Bring together all lines from the listing below that contain the string "各类设施指标控制要求".

=== STUDY MATERIAL ===

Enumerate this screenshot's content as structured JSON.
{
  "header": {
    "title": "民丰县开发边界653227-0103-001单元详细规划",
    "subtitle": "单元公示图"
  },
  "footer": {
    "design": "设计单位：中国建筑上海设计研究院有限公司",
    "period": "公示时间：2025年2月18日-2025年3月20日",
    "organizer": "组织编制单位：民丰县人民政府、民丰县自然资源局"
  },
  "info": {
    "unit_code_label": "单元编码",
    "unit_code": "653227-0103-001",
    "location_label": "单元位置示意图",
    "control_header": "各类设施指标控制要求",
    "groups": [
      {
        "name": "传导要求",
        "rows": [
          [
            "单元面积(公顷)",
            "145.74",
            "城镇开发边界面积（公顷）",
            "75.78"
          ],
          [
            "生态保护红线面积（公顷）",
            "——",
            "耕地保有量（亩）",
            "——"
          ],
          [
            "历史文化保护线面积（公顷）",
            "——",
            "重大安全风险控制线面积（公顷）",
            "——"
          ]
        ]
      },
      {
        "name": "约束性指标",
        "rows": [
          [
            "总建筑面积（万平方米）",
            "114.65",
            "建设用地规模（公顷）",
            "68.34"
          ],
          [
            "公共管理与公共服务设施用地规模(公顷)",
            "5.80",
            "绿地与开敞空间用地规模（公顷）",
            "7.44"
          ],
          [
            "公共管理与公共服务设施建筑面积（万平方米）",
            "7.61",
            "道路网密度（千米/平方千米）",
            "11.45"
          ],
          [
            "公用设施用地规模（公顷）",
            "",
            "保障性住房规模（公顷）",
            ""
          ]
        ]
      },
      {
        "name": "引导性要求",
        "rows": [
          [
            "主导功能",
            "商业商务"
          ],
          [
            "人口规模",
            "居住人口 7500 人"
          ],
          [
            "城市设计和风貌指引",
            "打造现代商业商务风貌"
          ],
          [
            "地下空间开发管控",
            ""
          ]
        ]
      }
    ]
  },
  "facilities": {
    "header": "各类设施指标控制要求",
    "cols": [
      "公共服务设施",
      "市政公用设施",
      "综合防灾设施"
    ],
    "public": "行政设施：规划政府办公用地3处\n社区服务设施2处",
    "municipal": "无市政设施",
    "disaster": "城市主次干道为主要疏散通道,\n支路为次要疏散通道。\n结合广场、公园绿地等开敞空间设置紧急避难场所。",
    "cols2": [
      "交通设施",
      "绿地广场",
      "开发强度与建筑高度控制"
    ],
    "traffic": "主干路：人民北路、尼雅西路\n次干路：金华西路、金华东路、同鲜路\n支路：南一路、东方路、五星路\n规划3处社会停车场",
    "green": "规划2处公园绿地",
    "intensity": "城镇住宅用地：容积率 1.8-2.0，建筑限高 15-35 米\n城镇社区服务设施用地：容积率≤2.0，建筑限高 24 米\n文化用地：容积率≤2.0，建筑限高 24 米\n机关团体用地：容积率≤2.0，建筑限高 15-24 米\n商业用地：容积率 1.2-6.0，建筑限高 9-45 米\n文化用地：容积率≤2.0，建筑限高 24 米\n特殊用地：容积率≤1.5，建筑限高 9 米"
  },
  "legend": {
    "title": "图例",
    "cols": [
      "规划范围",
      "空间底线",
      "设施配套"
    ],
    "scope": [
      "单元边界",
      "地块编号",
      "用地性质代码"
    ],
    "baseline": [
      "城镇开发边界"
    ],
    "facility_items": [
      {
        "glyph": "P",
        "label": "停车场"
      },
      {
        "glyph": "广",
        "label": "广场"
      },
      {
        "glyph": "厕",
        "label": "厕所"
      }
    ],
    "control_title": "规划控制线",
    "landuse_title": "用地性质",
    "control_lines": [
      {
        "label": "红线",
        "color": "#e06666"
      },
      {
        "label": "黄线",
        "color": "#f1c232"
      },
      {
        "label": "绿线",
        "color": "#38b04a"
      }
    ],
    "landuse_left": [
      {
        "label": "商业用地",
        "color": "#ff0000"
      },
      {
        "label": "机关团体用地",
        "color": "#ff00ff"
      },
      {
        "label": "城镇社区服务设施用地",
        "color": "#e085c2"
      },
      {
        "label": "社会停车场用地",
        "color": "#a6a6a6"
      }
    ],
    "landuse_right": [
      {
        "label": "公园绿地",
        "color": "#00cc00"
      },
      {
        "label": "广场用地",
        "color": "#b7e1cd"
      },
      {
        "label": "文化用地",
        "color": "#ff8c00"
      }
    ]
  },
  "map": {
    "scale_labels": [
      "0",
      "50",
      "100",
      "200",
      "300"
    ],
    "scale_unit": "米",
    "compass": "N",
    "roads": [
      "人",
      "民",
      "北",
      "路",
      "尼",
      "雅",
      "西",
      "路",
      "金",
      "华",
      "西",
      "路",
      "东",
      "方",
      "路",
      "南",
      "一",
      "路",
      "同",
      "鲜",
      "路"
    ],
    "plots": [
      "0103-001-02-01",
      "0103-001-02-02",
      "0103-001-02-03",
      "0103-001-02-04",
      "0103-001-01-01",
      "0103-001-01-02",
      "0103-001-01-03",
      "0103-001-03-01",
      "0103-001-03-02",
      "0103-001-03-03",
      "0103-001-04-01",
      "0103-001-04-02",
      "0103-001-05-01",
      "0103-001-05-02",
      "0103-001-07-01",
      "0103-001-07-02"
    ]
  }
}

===

WRITTEN ANSWER
    "control_header": "各类设施指标控制要求",
    "header": "各类设施指标控制要求",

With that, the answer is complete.